— WHAT YOU ARE ASKED TO DO —
In the listing below, find every line containing "Security" and copy it out.

- - - - - - -

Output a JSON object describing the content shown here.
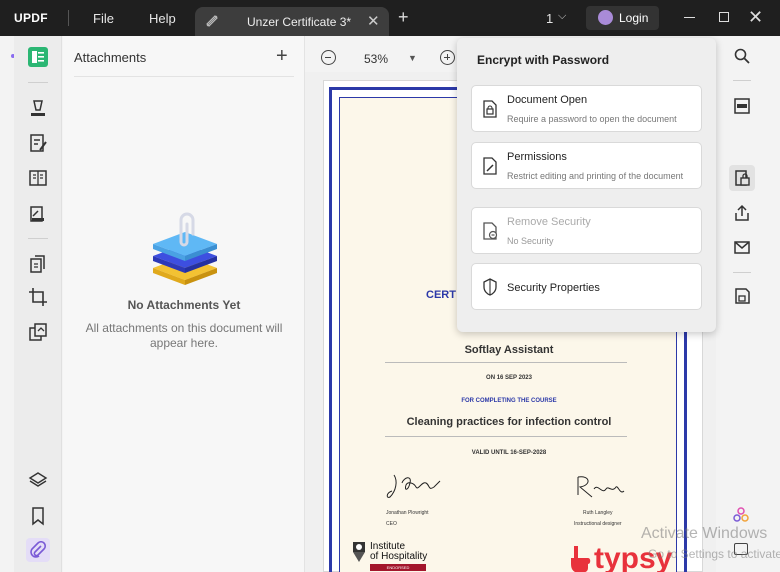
{
  "app": {
    "logo": "UPDF"
  },
  "menu": {
    "file": "File",
    "help": "Help"
  },
  "tab": {
    "title": "Unzer Certificate 3*",
    "close": "✕",
    "add": "+"
  },
  "header": {
    "page_count": "1",
    "chevron": "⌵",
    "login": "Login",
    "close_window": "✕"
  },
  "attachments": {
    "title": "Attachments",
    "add": "+",
    "empty_title": "No Attachments Yet",
    "empty_desc": "All attachments on this document will appear here."
  },
  "zoom": {
    "value": "53%",
    "chevron": "▼"
  },
  "certificate": {
    "heading": "CERT",
    "recipient": "Softlay Assistant",
    "date": "ON 16 SEP 2023",
    "for": "FOR COMPLETING THE COURSE",
    "course": "Cleaning practices for infection control",
    "valid": "VALID UNTIL 16-SEP-2028",
    "signer1_name": "Jonathan Plowright",
    "signer1_title": "CEO",
    "signer2_name": "Ruth Langley",
    "signer2_title": "Instructional designer",
    "logo1_line1": "Institute",
    "logo1_line2": "of Hospitality",
    "logo1_badge": "ENDORSED",
    "logo2": "typsy"
  },
  "encrypt": {
    "title": "Encrypt with Password",
    "options": [
      {
        "label": "Document Open",
        "desc": "Require a password to open the document",
        "enabled": true
      },
      {
        "label": "Permissions",
        "desc": "Restrict editing and printing of the document",
        "enabled": true
      },
      {
        "label": "Remove Security",
        "desc": "No Security",
        "enabled": false
      },
      {
        "label": "Security Properties",
        "desc": "",
        "enabled": true
      }
    ]
  },
  "watermark": {
    "line1": "Activate Windows",
    "line2": "Go to Settings to activate"
  },
  "colors": {
    "accent": "#2c39a8",
    "brand_green": "#2bb673",
    "typsy_red": "#e8323c",
    "titlebar": "#1f1f1f"
  },
  "icons": {
    "left_rail": [
      "read-icon",
      "highlight-icon",
      "edit-text-icon",
      "page-view-icon",
      "fill-sign-icon",
      "organize-pages-icon",
      "crop-icon",
      "convert-icon",
      "layers-icon",
      "bookmark-icon",
      "attachment-icon"
    ],
    "right_rail": [
      "search-icon",
      "ocr-icon",
      "protect-icon",
      "share-icon",
      "email-icon",
      "save-icon",
      "ai-icon",
      "chat-icon"
    ]
  }
}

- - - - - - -

— RESPONSE AREA —
        "label": "Remove Security",
        "desc": "No Security",
        "label": "Security Properties",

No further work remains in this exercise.